Page and application data records:
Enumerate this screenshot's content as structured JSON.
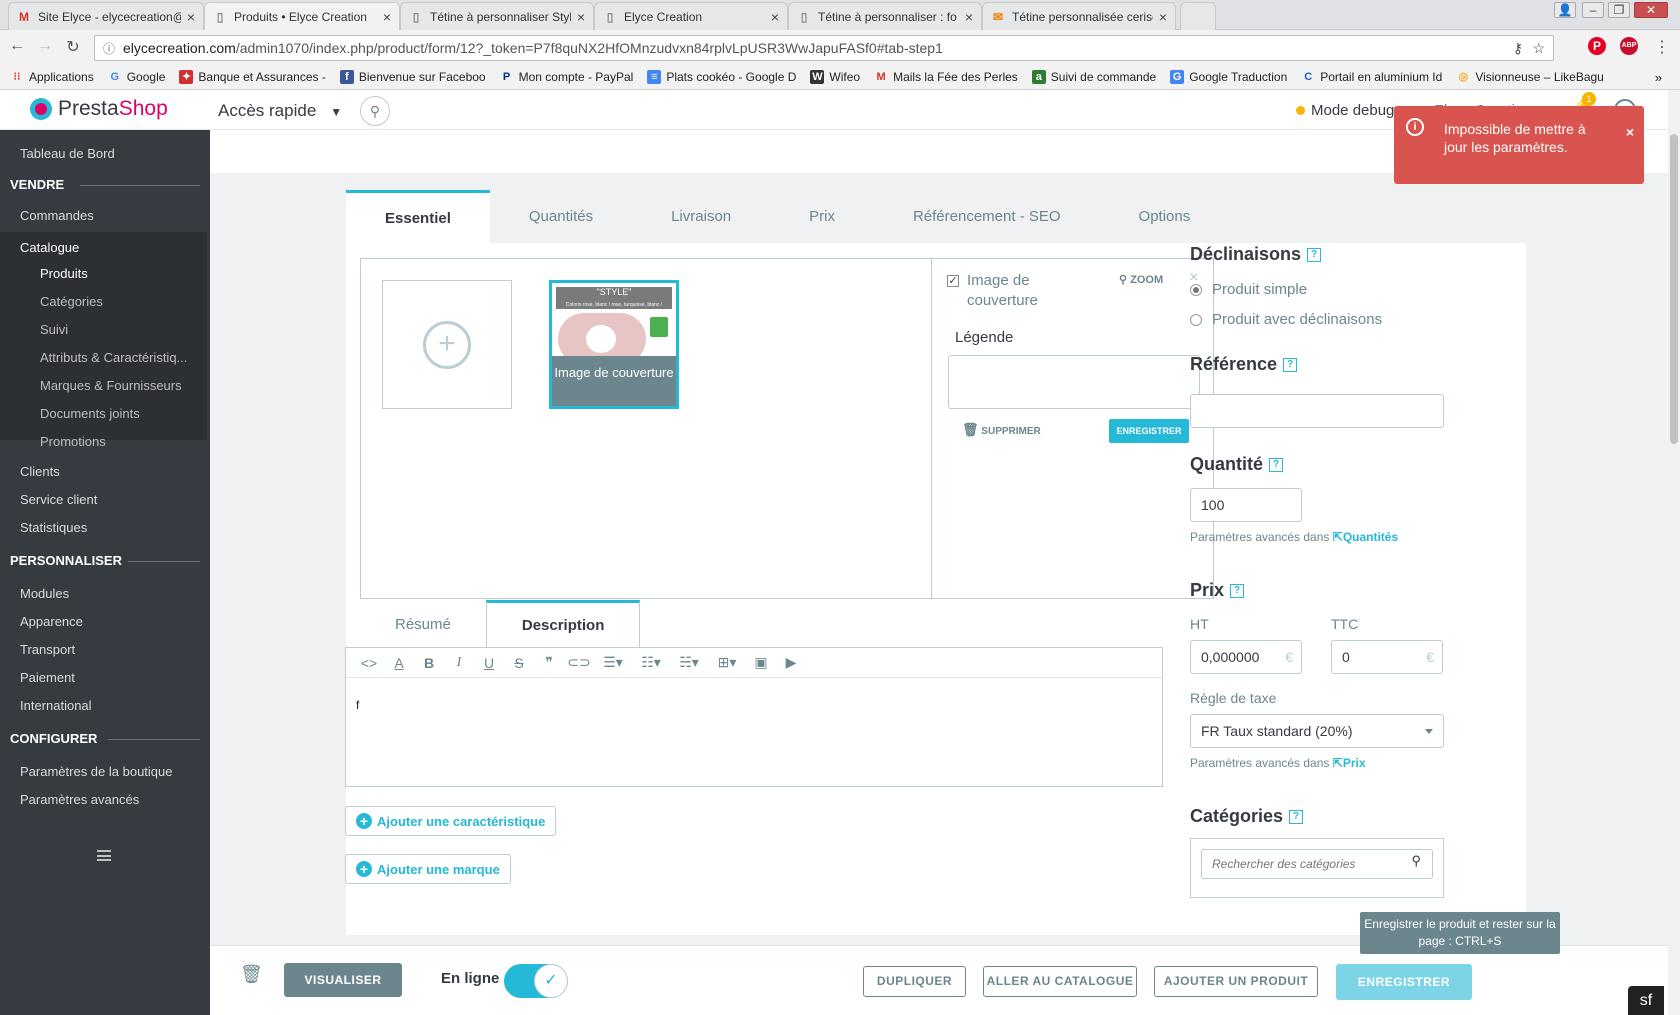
{
  "browser": {
    "tabs": [
      {
        "label": "Site Elyce - elycecreation@",
        "icon": "gmail-icon"
      },
      {
        "label": "Produits • Elyce Creation",
        "icon": "page-icon",
        "active": true
      },
      {
        "label": "Tétine à personnaliser Styl",
        "icon": "page-icon"
      },
      {
        "label": "Elyce Creation",
        "icon": "page-icon"
      },
      {
        "label": "Tétine à personnaliser : fo",
        "icon": "page-icon"
      },
      {
        "label": "Tétine personnalisée cerise",
        "icon": "page-icon"
      }
    ],
    "url_host": "elycecreation.com",
    "url_path": "/admin1070/index.php/product/form/12?_token=P7f8quNX2HfOMnzudvxn84rplvLpUSR3WwJapuFASf0#tab-step1",
    "bookmarks": [
      {
        "label": "Applications",
        "icon": "apps-icon",
        "color": "#e53935"
      },
      {
        "label": "Google",
        "icon": "google-icon",
        "color": "#4285f4"
      },
      {
        "label": "Banque et Assurances -",
        "icon": "bank-icon",
        "color": "#d32f2f"
      },
      {
        "label": "Bienvenue sur Faceboo",
        "icon": "facebook-icon",
        "color": "#3b5998"
      },
      {
        "label": "Mon compte - PayPal",
        "icon": "paypal-icon",
        "color": "#003087"
      },
      {
        "label": "Plats cookéo - Google D",
        "icon": "docs-icon",
        "color": "#4285f4"
      },
      {
        "label": "Wifeo",
        "icon": "wifeo-icon",
        "color": "#333333"
      },
      {
        "label": "Mails la Fée des Perles",
        "icon": "gmail-icon",
        "color": "#d93025"
      },
      {
        "label": "Suivi de commande",
        "icon": "tracking-icon",
        "color": "#2e7d32"
      },
      {
        "label": "Google Traduction",
        "icon": "translate-icon",
        "color": "#4285f4"
      },
      {
        "label": "Portail en aluminium Id",
        "icon": "portal-icon",
        "color": "#1565c0"
      },
      {
        "label": "Visionneuse – LikeBagu",
        "icon": "ring-icon",
        "color": "#f9a825"
      }
    ]
  },
  "header": {
    "logo_a": "Presta",
    "logo_b": "Shop",
    "quick_access": "Accès rapide",
    "debug": "Mode debug",
    "shop": "Elyce Creation",
    "notif_count": "1"
  },
  "sidebar": {
    "dashboard": "Tableau de Bord",
    "sell": "VENDRE",
    "orders": "Commandes",
    "catalog": "Catalogue",
    "catalog_items": [
      "Produits",
      "Catégories",
      "Suivi",
      "Attributs & Caractéristiq...",
      "Marques & Fournisseurs",
      "Documents joints",
      "Promotions"
    ],
    "clients": "Clients",
    "service": "Service client",
    "stats": "Statistiques",
    "customize": "PERSONNALISER",
    "customize_items": [
      "Modules",
      "Apparence",
      "Transport",
      "Paiement",
      "International"
    ],
    "configure": "CONFIGURER",
    "configure_items": [
      "Paramètres de la boutique",
      "Paramètres avancés"
    ]
  },
  "tabs": [
    "Essentiel",
    "Quantités",
    "Livraison",
    "Prix",
    "Référencement - SEO",
    "Options"
  ],
  "images": {
    "thumb_banner": "\"STYLE\"",
    "thumb_banner_small": "Coloris rose, blanc / rose, turquoise, blanc / turquoise",
    "thumb_caption": "Image de couverture",
    "cover_label": "Image de couverture",
    "zoom": "ZOOM",
    "legend_label": "Légende",
    "legend_value": "",
    "delete": "SUPPRIMER",
    "save": "ENREGISTRER"
  },
  "desc_tabs": [
    "Résumé",
    "Description"
  ],
  "editor_text": "f",
  "add_feature": "Ajouter une caractéristique",
  "add_brand": "Ajouter une marque",
  "right": {
    "declinaisons": "Déclinaisons",
    "simple": "Produit simple",
    "with_comb": "Produit avec déclinaisons",
    "reference": "Référence",
    "reference_value": "",
    "quantity": "Quantité",
    "quantity_value": "100",
    "adv_in": "Paramètres avancés dans",
    "adv_qty_link": "Quantités",
    "price": "Prix",
    "ht": "HT",
    "ttc": "TTC",
    "ht_value": "0,000000",
    "ttc_value": "0",
    "currency": "€",
    "tax_rule": "Règle de taxe",
    "tax_value": "FR Taux standard (20%)",
    "adv_price_link": "Prix",
    "categories": "Catégories",
    "cat_search_placeholder": "Rechercher des catégories"
  },
  "alert": {
    "message": "Impossible de mettre à jour les paramètres.",
    "close": "×",
    "color": "#d9534f"
  },
  "tooltip": "Enregistrer le produit et rester sur la page : CTRL+S",
  "footer": {
    "preview": "VISUALISER",
    "online": "En ligne",
    "duplicate": "DUPLIQUER",
    "catalog": "ALLER AU CATALOGUE",
    "add_product": "AJOUTER UN PRODUIT",
    "save": "ENREGISTRER"
  },
  "colors": {
    "accent": "#25b9d7",
    "sidebar": "#363a41",
    "brand": "#df0067"
  }
}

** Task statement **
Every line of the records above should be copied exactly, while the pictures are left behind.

** Solution to this problem **
Enumerate this screenshot's content as structured JSON.
{
  "browser": {
    "tabs": [
      {
        "label": "Site Elyce - elycecreation@",
        "icon": "gmail-icon"
      },
      {
        "label": "Produits • Elyce Creation",
        "icon": "page-icon",
        "active": true
      },
      {
        "label": "Tétine à personnaliser Styl",
        "icon": "page-icon"
      },
      {
        "label": "Elyce Creation",
        "icon": "page-icon"
      },
      {
        "label": "Tétine à personnaliser : fo",
        "icon": "page-icon"
      },
      {
        "label": "Tétine personnalisée cerise",
        "icon": "page-icon"
      }
    ],
    "url_host": "elycecreation.com",
    "url_path": "/admin1070/index.php/product/form/12?_token=P7f8quNX2HfOMnzudvxn84rplvLpUSR3WwJapuFASf0#tab-step1",
    "bookmarks": [
      {
        "label": "Applications",
        "icon": "apps-icon",
        "color": "#e53935"
      },
      {
        "label": "Google",
        "icon": "google-icon",
        "color": "#4285f4"
      },
      {
        "label": "Banque et Assurances -",
        "icon": "bank-icon",
        "color": "#d32f2f"
      },
      {
        "label": "Bienvenue sur Faceboo",
        "icon": "facebook-icon",
        "color": "#3b5998"
      },
      {
        "label": "Mon compte - PayPal",
        "icon": "paypal-icon",
        "color": "#003087"
      },
      {
        "label": "Plats cookéo - Google D",
        "icon": "docs-icon",
        "color": "#4285f4"
      },
      {
        "label": "Wifeo",
        "icon": "wifeo-icon",
        "color": "#333333"
      },
      {
        "label": "Mails la Fée des Perles",
        "icon": "gmail-icon",
        "color": "#d93025"
      },
      {
        "label": "Suivi de commande",
        "icon": "tracking-icon",
        "color": "#2e7d32"
      },
      {
        "label": "Google Traduction",
        "icon": "translate-icon",
        "color": "#4285f4"
      },
      {
        "label": "Portail en aluminium Id",
        "icon": "portal-icon",
        "color": "#1565c0"
      },
      {
        "label": "Visionneuse – LikeBagu",
        "icon": "ring-icon",
        "color": "#f9a825"
      }
    ]
  },
  "header": {
    "logo_a": "Presta",
    "logo_b": "Shop",
    "quick_access": "Accès rapide",
    "debug": "Mode debug",
    "shop": "Elyce Creation",
    "notif_count": "1"
  },
  "sidebar": {
    "dashboard": "Tableau de Bord",
    "sell": "VENDRE",
    "orders": "Commandes",
    "catalog": "Catalogue",
    "catalog_items": [
      "Produits",
      "Catégories",
      "Suivi",
      "Attributs & Caractéristiq...",
      "Marques & Fournisseurs",
      "Documents joints",
      "Promotions"
    ],
    "clients": "Clients",
    "service": "Service client",
    "stats": "Statistiques",
    "customize": "PERSONNALISER",
    "customize_items": [
      "Modules",
      "Apparence",
      "Transport",
      "Paiement",
      "International"
    ],
    "configure": "CONFIGURER",
    "configure_items": [
      "Paramètres de la boutique",
      "Paramètres avancés"
    ]
  },
  "tabs": [
    "Essentiel",
    "Quantités",
    "Livraison",
    "Prix",
    "Référencement - SEO",
    "Options"
  ],
  "images": {
    "thumb_banner": "\"STYLE\"",
    "thumb_banner_small": "Coloris rose, blanc / rose, turquoise, blanc / turquoise",
    "thumb_caption": "Image de couverture",
    "cover_label": "Image de couverture",
    "zoom": "ZOOM",
    "legend_label": "Légende",
    "legend_value": "",
    "delete": "SUPPRIMER",
    "save": "ENREGISTRER"
  },
  "desc_tabs": [
    "Résumé",
    "Description"
  ],
  "editor_text": "f",
  "add_feature": "Ajouter une caractéristique",
  "add_brand": "Ajouter une marque",
  "right": {
    "declinaisons": "Déclinaisons",
    "simple": "Produit simple",
    "with_comb": "Produit avec déclinaisons",
    "reference": "Référence",
    "reference_value": "",
    "quantity": "Quantité",
    "quantity_value": "100",
    "adv_in": "Paramètres avancés dans",
    "adv_qty_link": "Quantités",
    "price": "Prix",
    "ht": "HT",
    "ttc": "TTC",
    "ht_value": "0,000000",
    "ttc_value": "0",
    "currency": "€",
    "tax_rule": "Règle de taxe",
    "tax_value": "FR Taux standard (20%)",
    "adv_price_link": "Prix",
    "categories": "Catégories",
    "cat_search_placeholder": "Rechercher des catégories"
  },
  "alert": {
    "message": "Impossible de mettre à jour les paramètres.",
    "close": "×",
    "color": "#d9534f"
  },
  "tooltip": "Enregistrer le produit et rester sur la page : CTRL+S",
  "footer": {
    "preview": "VISUALISER",
    "online": "En ligne",
    "duplicate": "DUPLIQUER",
    "catalog": "ALLER AU CATALOGUE",
    "add_product": "AJOUTER UN PRODUIT",
    "save": "ENREGISTRER"
  },
  "colors": {
    "accent": "#25b9d7",
    "sidebar": "#363a41",
    "brand": "#df0067"
  }
}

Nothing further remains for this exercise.